The man’s 15-year-old victims included one with whom he had a relationship and another whom he met at a party and who was under the influence of alcohol. In that last August 2004 assault in Rice County, the offender was sentenced to 98 months in prison. He was released on April 26, 2010, into another Faribault neighborhood. (Surprise. I didn’t know that.) Six months later he was back in prison for violating rules of his supervision by having access to the internet.

Presenter Mark Bliven of the Minnesota Department of Corrections advised attendees to educate their children, offering lists of safety tips. Faribault Police Chief Dan Collins added that many crimes are “crimes of opportunity.” We’ve all heard it before—and I suppose a refresher course doesn’t hurt—but I was more interested in hearing specifics about my new neighbor. So, yes, I asked questions, lots of them.

If we are to believe Bliven, residents outside of my neighborhood and the Faribault community ought to be more concerned about this level three sex offender than those of us living close to him. Typically, he said, offenders, if they recommit, do so outside of their neighborhoods, away from the places where they know they are being watched.

Most often, he added, if offenders are returned to prison, it is for non-criminal offenses, ie. violation of their supervised release. My new neighbor can’t drink, can’t hang out with minors, can’t access the internet, can’t break the law, can’t just go (for now) wherever he pleases…

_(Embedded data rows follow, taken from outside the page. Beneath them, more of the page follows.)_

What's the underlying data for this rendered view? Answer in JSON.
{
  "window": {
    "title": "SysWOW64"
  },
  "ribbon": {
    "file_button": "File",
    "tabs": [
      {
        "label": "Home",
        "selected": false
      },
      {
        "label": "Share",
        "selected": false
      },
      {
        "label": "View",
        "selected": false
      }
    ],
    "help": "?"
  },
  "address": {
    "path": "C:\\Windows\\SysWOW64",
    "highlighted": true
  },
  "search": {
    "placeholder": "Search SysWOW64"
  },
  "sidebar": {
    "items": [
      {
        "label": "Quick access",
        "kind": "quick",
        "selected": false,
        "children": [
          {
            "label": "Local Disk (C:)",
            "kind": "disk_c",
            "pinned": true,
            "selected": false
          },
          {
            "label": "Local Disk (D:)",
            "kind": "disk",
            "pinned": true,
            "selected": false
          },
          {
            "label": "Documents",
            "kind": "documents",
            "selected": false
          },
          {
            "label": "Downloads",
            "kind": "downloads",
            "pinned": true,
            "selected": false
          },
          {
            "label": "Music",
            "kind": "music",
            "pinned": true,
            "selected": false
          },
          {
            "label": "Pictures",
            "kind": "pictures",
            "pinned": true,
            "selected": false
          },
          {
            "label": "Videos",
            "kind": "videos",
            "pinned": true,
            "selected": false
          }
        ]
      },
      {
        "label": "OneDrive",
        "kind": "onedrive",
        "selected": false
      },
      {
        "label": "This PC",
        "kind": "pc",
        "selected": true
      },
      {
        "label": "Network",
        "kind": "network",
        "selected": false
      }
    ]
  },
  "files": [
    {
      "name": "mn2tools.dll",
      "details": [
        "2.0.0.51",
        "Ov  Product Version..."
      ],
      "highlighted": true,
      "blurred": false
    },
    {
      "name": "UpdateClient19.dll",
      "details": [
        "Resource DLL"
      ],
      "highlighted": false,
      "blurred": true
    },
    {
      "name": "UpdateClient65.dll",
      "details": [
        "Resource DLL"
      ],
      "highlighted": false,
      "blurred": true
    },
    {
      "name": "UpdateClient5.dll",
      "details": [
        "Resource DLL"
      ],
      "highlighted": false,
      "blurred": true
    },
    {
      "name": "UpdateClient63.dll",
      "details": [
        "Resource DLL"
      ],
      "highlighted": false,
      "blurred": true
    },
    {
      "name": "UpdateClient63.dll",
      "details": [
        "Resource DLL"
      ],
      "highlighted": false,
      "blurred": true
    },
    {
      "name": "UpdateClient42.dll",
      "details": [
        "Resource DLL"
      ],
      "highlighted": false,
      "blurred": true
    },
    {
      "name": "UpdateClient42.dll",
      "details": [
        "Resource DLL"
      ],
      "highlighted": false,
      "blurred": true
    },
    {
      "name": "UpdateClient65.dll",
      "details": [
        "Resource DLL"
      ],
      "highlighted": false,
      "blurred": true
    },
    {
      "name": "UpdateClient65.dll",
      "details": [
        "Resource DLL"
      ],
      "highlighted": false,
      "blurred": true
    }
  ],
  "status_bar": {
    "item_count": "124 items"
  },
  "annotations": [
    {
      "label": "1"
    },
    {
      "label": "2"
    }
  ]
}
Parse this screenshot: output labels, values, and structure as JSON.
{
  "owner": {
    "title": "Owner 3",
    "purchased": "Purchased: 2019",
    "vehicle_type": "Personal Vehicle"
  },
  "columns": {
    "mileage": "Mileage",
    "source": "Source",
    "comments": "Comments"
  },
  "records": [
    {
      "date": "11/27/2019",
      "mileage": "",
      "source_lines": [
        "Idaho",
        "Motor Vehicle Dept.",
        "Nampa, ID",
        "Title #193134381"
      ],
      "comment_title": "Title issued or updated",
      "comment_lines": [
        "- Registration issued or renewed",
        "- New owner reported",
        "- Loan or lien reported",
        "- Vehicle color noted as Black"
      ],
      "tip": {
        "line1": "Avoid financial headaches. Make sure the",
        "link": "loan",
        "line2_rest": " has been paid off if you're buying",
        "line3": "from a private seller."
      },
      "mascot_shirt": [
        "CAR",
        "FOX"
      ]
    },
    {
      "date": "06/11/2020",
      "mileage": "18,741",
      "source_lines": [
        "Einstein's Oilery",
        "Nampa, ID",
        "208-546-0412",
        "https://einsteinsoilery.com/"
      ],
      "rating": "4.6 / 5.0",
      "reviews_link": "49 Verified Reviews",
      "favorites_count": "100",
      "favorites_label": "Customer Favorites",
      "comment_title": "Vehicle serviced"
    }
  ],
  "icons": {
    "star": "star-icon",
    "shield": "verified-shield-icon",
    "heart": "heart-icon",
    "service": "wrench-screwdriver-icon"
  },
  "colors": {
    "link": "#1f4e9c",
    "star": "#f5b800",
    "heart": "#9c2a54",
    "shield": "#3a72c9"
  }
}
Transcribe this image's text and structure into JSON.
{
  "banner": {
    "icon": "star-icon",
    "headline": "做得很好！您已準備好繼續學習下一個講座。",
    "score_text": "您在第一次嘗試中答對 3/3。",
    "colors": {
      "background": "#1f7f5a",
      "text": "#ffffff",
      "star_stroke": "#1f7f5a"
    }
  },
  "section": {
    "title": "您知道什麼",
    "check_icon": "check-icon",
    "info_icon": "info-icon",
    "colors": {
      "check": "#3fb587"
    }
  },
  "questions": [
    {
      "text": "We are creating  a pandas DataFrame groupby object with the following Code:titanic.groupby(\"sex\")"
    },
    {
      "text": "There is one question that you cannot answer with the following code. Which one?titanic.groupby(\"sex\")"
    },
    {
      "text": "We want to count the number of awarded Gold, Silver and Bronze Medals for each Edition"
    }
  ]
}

Bliven spewed out statistics, like 16,500 registered predatory offenders were living in Minnesota as of January 1, 2011. That number encompasses mostly sex offenders, but also includes those involved in crimes of kidnapping and false imprisonment.

Within Minnesota communities there are currently 203 level three offenders. About half of those live in Minneapolis. Of the 203, there are 71 under supervision; 132 are unsupervised.

Come March 1, two level three offenders will be living in Faribault.

We know about those two offenders because they are classified as level three, at high risk for re-offending. By state law, community notification is required.

But 63 other registered predatory offenders live in Faribault. Thirty more live in other parts of Rice County. Their identities are unknown to us because they are classified at lower risk levels.

Throughout the meeting, Blevin tried to reassure us. The offender will be on intensive supervised release until April 24, 2020. He must register as a predatory offender for life. He will be on an active GPS for up to 60 days…six probation officers will be watching him.

Neighbors will be watching too.

I wasn’t upset by the information I learned at Wednesday night’s meeting. I’ve been through this before. I expected to hear what I heard. I truly believe that knowledge is power in protecting ourselves and our children.

What I found most unsettling, because I did not expect this, happened after the meeting. As my husband and I were driving away from the police department, we saw a Rice County probation officer—the supervising agent for the offender moving into my neighborhood—open the back door of her car and slip a bullet-proof vest over her head. I don’t know where she was headed or what she was doing, but that was a frightening reality check for me.


CLICK HERE to reach the Minnesota Department of Corrections website for more information about the level three sex offender moving to Faribault on March 1.

© Copyright 2011 Audrey Kletscher Helbling